Recorded data:
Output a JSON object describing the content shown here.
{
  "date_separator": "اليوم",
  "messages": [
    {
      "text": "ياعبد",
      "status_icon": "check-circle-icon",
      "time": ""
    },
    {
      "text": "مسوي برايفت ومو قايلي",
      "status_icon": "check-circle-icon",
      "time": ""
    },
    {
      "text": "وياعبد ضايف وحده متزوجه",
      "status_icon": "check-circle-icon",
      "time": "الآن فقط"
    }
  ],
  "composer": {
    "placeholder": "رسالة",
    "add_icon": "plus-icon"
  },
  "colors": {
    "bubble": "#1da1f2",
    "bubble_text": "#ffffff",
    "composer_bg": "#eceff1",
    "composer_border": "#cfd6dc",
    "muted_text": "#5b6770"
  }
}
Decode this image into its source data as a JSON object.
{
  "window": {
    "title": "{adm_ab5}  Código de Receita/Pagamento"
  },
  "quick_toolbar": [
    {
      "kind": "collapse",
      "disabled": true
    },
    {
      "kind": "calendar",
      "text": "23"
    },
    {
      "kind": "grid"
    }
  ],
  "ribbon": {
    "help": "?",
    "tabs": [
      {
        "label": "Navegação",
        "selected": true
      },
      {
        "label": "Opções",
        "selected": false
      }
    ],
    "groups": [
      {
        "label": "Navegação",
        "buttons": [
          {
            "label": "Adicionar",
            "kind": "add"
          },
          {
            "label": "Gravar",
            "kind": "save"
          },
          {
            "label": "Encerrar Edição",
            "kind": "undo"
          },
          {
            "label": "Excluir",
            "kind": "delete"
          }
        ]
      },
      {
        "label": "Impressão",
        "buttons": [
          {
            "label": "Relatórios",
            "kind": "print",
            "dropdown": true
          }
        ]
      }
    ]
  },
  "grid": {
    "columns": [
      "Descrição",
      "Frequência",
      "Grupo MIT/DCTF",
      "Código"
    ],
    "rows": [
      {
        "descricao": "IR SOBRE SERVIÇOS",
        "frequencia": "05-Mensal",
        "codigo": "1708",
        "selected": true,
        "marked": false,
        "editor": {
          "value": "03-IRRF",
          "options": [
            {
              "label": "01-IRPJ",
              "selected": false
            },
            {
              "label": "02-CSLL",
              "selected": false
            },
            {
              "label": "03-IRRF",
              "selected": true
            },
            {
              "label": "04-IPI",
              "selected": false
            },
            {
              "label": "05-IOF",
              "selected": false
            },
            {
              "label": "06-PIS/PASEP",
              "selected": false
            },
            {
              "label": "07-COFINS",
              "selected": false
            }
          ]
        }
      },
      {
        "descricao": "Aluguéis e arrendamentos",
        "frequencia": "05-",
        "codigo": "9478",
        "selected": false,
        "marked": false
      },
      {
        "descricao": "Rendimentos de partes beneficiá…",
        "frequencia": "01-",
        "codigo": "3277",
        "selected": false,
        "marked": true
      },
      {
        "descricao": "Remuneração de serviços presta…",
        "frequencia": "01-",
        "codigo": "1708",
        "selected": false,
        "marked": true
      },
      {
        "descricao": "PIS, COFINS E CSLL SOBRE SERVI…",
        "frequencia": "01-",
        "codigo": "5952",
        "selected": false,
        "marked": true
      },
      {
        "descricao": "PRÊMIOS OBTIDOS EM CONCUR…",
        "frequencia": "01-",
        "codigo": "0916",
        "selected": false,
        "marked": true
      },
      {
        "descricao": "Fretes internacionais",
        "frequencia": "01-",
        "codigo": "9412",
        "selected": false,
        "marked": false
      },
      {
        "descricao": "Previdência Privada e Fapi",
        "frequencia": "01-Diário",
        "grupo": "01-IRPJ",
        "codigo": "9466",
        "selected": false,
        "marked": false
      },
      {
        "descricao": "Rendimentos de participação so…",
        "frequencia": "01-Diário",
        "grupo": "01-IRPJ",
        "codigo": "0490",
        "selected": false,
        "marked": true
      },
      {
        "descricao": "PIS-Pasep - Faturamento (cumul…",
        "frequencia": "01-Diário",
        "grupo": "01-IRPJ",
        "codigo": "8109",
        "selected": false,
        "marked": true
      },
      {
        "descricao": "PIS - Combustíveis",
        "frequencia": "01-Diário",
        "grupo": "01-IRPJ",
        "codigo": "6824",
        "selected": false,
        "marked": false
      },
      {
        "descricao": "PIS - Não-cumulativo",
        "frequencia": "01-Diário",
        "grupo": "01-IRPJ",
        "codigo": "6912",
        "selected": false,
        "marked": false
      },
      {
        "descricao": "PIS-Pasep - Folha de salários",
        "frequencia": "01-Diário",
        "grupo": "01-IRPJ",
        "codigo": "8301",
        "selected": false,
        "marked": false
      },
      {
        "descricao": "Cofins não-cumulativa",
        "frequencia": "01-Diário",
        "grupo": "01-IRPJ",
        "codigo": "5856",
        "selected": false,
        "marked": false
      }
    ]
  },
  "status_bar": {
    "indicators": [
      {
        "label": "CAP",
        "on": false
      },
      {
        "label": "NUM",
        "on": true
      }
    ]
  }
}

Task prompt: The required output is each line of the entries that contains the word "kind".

Solved exercise:
      "kind": "collapse",
      "kind": "calendar",
      "kind": "grid"
            "kind": "add"
            "kind": "save"
            "kind": "undo"
            "kind": "delete"
            "kind": "print",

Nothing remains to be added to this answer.